■ **What the task requires**
Work out how many lines of the material below contain the word "draworder", then write that number alone.

■ **Data shown**
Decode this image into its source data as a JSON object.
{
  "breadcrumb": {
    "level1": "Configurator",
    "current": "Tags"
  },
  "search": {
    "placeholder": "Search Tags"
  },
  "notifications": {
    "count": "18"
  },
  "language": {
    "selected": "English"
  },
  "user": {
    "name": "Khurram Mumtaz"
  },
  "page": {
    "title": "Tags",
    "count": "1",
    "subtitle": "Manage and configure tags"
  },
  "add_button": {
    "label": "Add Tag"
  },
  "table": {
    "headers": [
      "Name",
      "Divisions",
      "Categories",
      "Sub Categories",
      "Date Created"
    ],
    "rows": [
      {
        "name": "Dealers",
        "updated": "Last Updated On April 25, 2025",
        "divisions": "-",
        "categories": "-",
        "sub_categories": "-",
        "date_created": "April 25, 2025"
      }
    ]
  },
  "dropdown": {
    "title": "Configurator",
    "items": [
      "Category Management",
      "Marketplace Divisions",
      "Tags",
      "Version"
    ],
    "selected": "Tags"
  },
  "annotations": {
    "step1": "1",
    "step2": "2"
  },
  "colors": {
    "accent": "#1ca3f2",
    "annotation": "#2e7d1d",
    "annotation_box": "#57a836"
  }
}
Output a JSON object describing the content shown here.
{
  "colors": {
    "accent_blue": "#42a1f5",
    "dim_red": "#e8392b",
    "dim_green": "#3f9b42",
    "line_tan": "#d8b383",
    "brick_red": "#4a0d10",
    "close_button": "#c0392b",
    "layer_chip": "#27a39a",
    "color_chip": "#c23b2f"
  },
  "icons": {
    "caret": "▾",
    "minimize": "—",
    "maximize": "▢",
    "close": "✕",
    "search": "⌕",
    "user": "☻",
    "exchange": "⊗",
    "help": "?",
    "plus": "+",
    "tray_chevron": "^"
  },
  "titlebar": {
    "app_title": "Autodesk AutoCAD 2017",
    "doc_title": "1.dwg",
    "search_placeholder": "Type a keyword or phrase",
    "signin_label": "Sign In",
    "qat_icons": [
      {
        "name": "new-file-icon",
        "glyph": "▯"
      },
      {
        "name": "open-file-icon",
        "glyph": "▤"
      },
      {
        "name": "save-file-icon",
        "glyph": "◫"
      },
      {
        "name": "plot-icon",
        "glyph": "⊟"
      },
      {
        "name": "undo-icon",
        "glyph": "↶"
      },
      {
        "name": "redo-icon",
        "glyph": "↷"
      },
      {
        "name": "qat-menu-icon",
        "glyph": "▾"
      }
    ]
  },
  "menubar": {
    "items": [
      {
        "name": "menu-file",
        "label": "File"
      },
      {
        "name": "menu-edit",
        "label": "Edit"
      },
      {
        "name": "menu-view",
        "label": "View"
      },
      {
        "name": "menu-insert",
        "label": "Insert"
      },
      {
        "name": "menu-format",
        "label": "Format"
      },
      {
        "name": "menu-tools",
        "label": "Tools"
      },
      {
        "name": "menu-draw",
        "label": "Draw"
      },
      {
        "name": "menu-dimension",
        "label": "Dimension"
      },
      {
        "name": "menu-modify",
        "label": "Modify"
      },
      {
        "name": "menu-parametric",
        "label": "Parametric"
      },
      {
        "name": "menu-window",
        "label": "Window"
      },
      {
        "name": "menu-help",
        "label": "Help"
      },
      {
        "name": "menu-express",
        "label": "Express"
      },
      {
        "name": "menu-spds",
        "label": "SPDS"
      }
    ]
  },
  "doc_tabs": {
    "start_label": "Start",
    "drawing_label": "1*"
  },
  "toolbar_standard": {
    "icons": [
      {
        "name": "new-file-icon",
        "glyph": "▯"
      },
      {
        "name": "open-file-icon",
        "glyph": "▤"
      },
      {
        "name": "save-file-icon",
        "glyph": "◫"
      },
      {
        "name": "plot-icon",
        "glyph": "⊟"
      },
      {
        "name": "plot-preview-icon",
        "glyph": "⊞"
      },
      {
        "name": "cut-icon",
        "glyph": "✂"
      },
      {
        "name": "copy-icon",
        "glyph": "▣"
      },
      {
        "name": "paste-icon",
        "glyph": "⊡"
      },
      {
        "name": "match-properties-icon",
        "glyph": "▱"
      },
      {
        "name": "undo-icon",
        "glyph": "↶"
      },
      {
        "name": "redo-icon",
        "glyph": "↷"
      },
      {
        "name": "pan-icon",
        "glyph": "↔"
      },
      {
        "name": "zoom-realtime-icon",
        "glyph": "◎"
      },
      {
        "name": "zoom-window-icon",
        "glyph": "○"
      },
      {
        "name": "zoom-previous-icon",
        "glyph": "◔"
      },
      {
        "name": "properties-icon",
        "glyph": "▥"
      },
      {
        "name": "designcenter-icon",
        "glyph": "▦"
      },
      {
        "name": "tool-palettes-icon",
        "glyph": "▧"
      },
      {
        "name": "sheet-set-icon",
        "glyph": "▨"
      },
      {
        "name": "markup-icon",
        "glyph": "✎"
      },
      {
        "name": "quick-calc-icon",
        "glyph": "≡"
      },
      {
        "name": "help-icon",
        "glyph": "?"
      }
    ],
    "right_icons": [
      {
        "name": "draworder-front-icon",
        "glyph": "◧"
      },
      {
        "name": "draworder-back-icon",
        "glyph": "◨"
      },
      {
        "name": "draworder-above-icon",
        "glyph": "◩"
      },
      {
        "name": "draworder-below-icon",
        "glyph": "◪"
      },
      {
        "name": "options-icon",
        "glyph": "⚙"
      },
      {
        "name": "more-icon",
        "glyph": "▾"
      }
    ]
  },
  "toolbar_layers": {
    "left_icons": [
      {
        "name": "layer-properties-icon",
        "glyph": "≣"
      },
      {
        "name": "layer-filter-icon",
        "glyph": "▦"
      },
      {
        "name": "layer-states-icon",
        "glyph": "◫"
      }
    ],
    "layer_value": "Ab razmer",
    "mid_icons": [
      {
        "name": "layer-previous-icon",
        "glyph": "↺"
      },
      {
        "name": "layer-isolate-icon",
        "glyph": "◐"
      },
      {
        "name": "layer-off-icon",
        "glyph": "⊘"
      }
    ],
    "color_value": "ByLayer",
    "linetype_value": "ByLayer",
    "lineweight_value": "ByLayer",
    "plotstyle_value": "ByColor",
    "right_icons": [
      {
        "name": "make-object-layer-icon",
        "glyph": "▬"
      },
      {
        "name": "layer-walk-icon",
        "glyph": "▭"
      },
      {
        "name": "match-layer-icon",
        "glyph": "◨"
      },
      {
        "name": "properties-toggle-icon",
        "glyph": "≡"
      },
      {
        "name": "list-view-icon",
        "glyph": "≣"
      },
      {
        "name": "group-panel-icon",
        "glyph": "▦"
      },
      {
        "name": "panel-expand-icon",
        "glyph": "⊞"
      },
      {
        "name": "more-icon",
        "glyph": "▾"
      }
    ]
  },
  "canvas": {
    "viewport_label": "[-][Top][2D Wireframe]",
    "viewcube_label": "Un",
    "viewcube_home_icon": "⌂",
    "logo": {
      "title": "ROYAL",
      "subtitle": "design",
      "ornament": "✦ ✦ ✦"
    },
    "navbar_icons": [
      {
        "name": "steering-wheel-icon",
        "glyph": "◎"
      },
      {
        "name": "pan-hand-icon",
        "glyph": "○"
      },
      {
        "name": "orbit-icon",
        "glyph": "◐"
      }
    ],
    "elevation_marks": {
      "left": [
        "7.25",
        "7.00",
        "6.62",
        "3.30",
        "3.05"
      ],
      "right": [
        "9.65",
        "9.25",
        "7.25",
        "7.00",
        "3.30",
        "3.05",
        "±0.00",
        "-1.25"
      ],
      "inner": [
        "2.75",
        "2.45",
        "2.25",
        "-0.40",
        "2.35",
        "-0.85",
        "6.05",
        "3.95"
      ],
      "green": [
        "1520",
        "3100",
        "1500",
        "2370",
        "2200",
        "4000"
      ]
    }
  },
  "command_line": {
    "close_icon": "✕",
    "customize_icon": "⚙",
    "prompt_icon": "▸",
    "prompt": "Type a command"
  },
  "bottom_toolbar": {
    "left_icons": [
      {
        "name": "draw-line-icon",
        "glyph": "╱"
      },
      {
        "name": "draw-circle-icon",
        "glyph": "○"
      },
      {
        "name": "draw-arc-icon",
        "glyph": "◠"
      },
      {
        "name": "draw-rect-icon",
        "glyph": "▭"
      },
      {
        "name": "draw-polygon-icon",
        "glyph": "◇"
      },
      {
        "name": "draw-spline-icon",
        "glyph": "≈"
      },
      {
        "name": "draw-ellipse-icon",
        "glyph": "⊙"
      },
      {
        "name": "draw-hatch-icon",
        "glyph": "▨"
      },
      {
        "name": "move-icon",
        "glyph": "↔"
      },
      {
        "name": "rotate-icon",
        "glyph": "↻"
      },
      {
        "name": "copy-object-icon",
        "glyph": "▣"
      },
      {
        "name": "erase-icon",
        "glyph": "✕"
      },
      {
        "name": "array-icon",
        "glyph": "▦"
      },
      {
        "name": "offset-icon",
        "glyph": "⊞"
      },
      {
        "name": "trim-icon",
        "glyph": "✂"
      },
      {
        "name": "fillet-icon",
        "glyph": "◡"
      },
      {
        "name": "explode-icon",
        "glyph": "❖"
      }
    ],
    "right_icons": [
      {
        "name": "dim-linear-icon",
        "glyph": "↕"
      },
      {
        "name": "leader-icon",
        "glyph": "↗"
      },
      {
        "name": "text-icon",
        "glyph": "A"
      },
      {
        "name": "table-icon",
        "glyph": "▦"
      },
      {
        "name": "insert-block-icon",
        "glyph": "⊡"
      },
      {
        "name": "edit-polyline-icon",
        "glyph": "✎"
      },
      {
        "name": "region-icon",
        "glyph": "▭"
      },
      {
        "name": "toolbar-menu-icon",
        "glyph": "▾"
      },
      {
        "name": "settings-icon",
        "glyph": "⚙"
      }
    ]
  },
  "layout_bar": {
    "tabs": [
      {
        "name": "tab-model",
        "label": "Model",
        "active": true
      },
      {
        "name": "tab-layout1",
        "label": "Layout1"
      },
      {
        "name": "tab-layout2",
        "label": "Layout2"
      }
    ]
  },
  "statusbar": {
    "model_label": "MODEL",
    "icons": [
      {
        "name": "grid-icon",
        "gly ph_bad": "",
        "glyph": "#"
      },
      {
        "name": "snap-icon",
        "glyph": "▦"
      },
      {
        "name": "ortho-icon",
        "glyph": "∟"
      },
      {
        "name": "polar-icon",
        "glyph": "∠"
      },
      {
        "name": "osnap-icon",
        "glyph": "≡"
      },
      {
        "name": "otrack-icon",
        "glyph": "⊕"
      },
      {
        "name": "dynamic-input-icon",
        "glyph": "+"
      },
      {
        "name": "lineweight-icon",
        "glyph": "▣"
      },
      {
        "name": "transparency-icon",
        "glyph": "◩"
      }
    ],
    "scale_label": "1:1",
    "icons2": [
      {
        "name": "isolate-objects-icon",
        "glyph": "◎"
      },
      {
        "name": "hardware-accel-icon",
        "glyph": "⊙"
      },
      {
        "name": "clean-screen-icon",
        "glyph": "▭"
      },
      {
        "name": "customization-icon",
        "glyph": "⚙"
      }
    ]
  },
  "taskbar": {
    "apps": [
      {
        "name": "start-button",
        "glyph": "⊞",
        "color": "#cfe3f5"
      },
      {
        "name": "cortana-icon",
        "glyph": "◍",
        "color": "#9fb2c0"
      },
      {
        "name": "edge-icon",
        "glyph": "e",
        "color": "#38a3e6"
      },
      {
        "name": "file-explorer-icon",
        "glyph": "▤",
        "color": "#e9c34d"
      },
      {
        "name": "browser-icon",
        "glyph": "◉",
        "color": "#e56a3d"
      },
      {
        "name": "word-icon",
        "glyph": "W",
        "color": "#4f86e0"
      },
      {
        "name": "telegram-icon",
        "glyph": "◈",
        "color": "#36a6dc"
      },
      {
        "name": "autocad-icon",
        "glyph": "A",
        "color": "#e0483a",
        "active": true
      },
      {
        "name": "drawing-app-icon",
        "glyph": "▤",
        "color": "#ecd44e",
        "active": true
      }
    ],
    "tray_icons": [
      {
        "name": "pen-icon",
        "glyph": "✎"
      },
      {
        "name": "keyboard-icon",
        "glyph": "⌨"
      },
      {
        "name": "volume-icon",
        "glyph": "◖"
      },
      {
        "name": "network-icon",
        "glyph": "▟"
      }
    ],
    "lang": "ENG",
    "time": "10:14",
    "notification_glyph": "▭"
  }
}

■ **Result of this exercise**
4